Holligan, Jeff, BP Gas and Power N.A, United Kingdom


BP is currently involved in the development and marketing of natural gas supplies in a number of countries around the world. Some projects utilize only traditional pipeline facili­ties linking supply to market, while others require conversion of gas to LNG for shipment. This paper discusses projects in which natural gas reserves, once discovered, require sub­stantial investment in infrastructure to bring to market.

In all cases, the planning and construction of facilities spanning the project transporta­tion route requires close cooperation with regulatory authorities. The paper focuses on the variety and scope of interactions between developers and regulators recently experienced by BP in bringing projects to fruition.

In fact, “Maximizing the Value of Gas Resources” requires the efficient, timely and simul­taneous coordination of infrastructure development along the entire project transportation route. Such development typically requires a concerted effort to gain the necessary approvals from all host governments.

Countries’ regulatory approaches differ. Some have specialized agencies experienced in evaluating proposals and granting permits, while in others the process is newer and less for­malized. Some countries have multiple governmental jurisdictions each with the authority to require what might appear to be redundant or even conflicting approvals, while others have a more consolidated and seemingly efficient approach.
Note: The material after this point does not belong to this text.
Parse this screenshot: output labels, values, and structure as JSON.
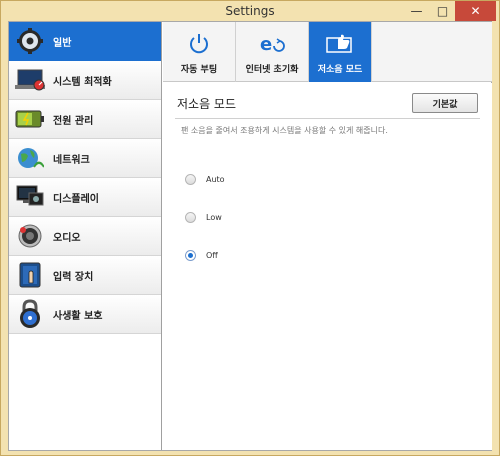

To be an efficient developer, a company must be structured to anticipate and success­fully negotiate the regulatory process. However, because both exporting and importing countries stand to gain from timely development and the expedited sale or increased supply of natural gas, mutually beneficial results are generally achieved.